Blex's Page of Good Mp3 - The Infamous BLACK FEBRUARY "Take-Down" Email from Geffen Records Received 2/7/1998

While digging through my archives today I found I had SAVED a copy of the email I received from Jim Griffin. This email marked the beginning of the end of the great page. On February 7th, 1998, (Damn! as I write this, it's been over 15 years since this happened!!) the site-ops who ran the FTP sites were being contacted with cease-and decist letters threatning the action described below. Thus, I had to take all the links to the Mp3 sites off the page making me a (self-proclaimed) MARTYR for the ability of us all to leech Mp3s RATIO FREE on the internet. A legacy that lasts to this day as nothing ever will break the will of the people to have a society free of greed, intolerance, and hate !!

This is word for word from Geffen about Mp3s...

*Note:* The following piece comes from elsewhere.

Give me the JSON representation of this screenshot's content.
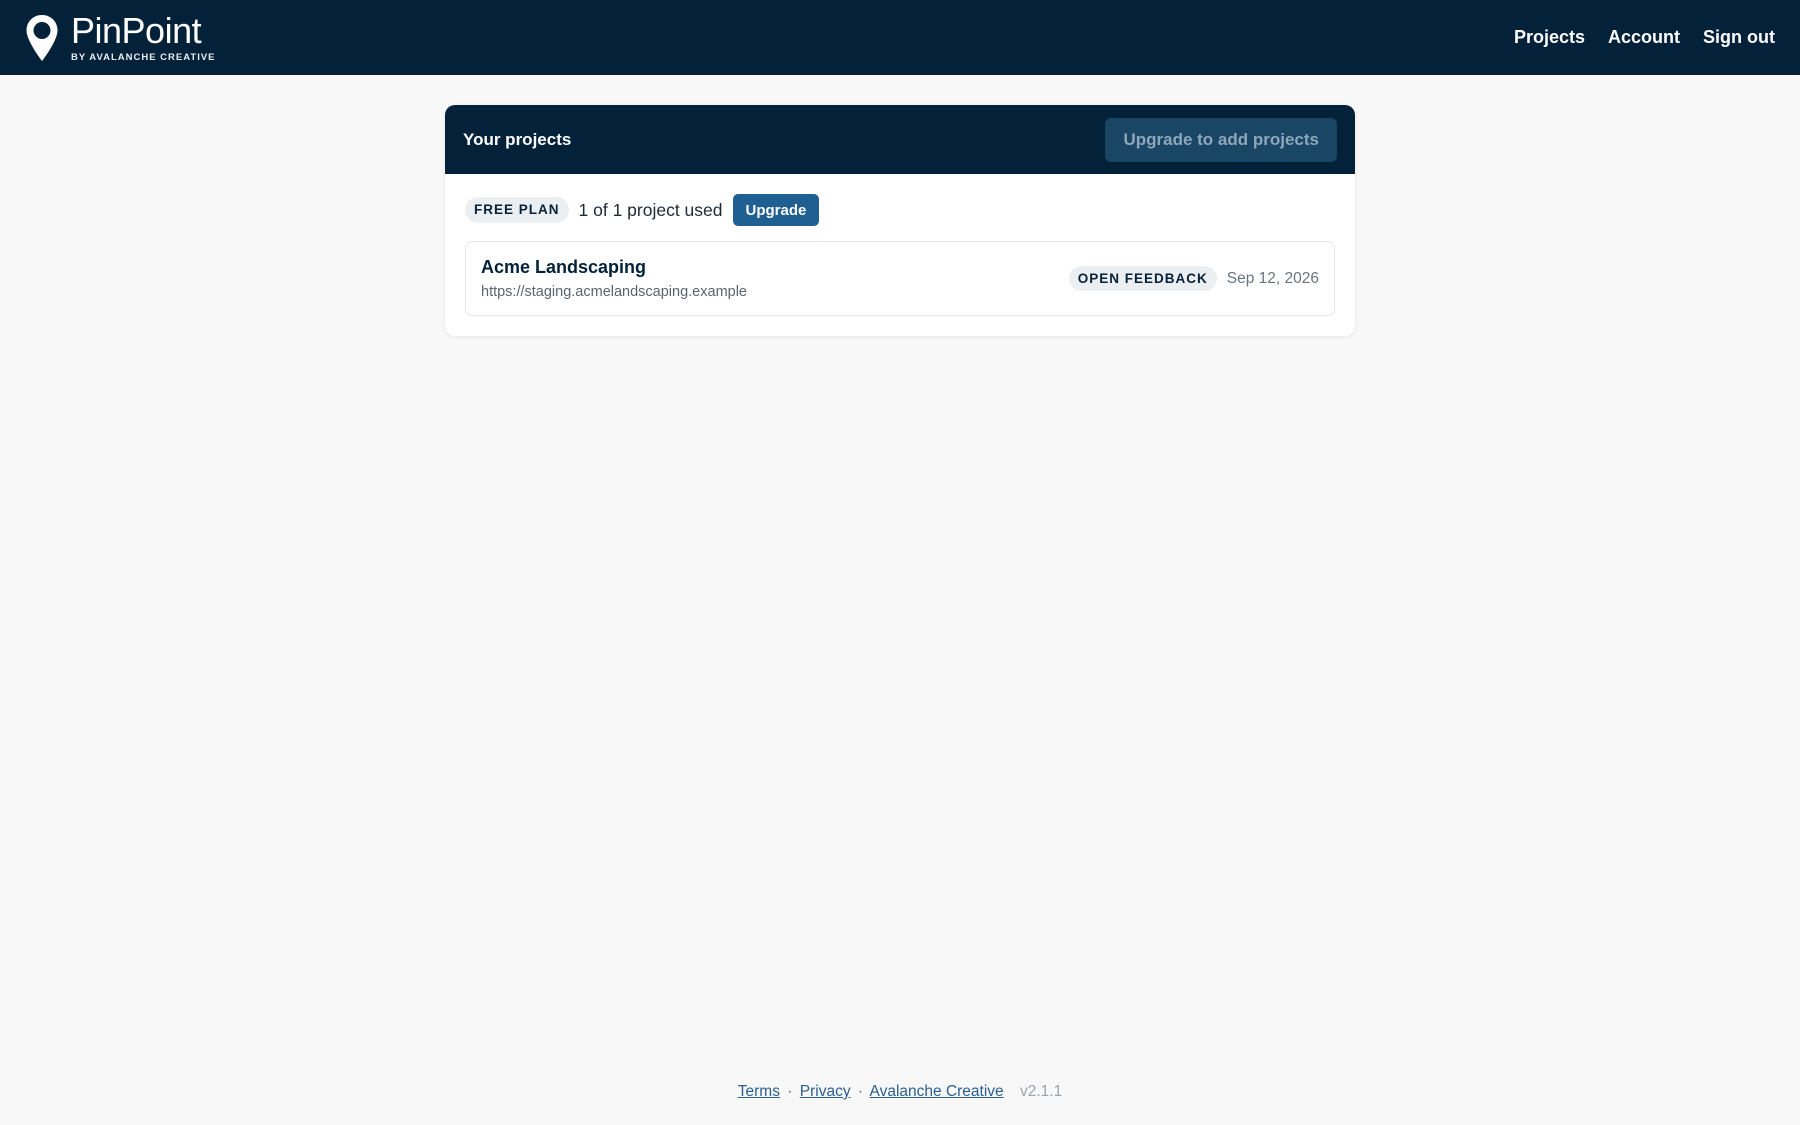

The MP3 world is an exciting opportunity to welcome the future of digital audio, and we embrace its potential. We at Geffen were the first to use digital audio to release a full-length song (Aerosmith's Head First in 1994) and the first to install its own web server (also 1994), so we look forward to the day that we can use digital distribution on behalf of our artists.

However, because we oppose censorship in all its forms, Geffen, together with the rest of the recording industry, intends to stop those who take the work of our artists and redistribute it without permission. If you decide to substitute your judgment for that of our artists and distribute their full-length songs without so much as asking, we will take appropriate steps to stop you. Universities and Internet Service Providers everywhere share our desire to ensure respect for intellectual property rights, and we will work closely with them, along with law enforcement authorities where necessary, to achieve respect for our artists' rights.

Taking an artist's work over their objection and using it for your own purposes is as wrong or worse than silencing an artist; both are illegal, immoral and repugnant to any free society, and the recent strengthening of copyright laws reflects these basic principles.

Please don't assume we can't or won't take the time to identify you (traceroute and whois are wonderful tools) and enforce the law -- it insults us and only serves to ensure that if you are a student you will face severe sanctions from your school, or that if you operate a site it will be shut down by an angry internet service provider, or worse (if the problem persists, we will see the law enforced). Please don't assume we are ignorant to the possibilities of digital audio -- we have the same profit motive we've always had, and we want and need exposure for our artists and can imagine as well as you can the possibilities for selling and marketing music on-line.

Clearly there will be a transition, but it will happen only when artists' rights are respected and there is some order to digital commerce in intellectual property. Any other expectation is unrealistic and prolongs the delay as we wait for a future that promises a renaissance of creative expression fostered by an unlimited lifespan for art, and a world where new art can come to life that might not otherwise have seen the light of day.


I'm not gonna put a link to go back here, you all should be well aware by now as to how the "back" button works in your web browser!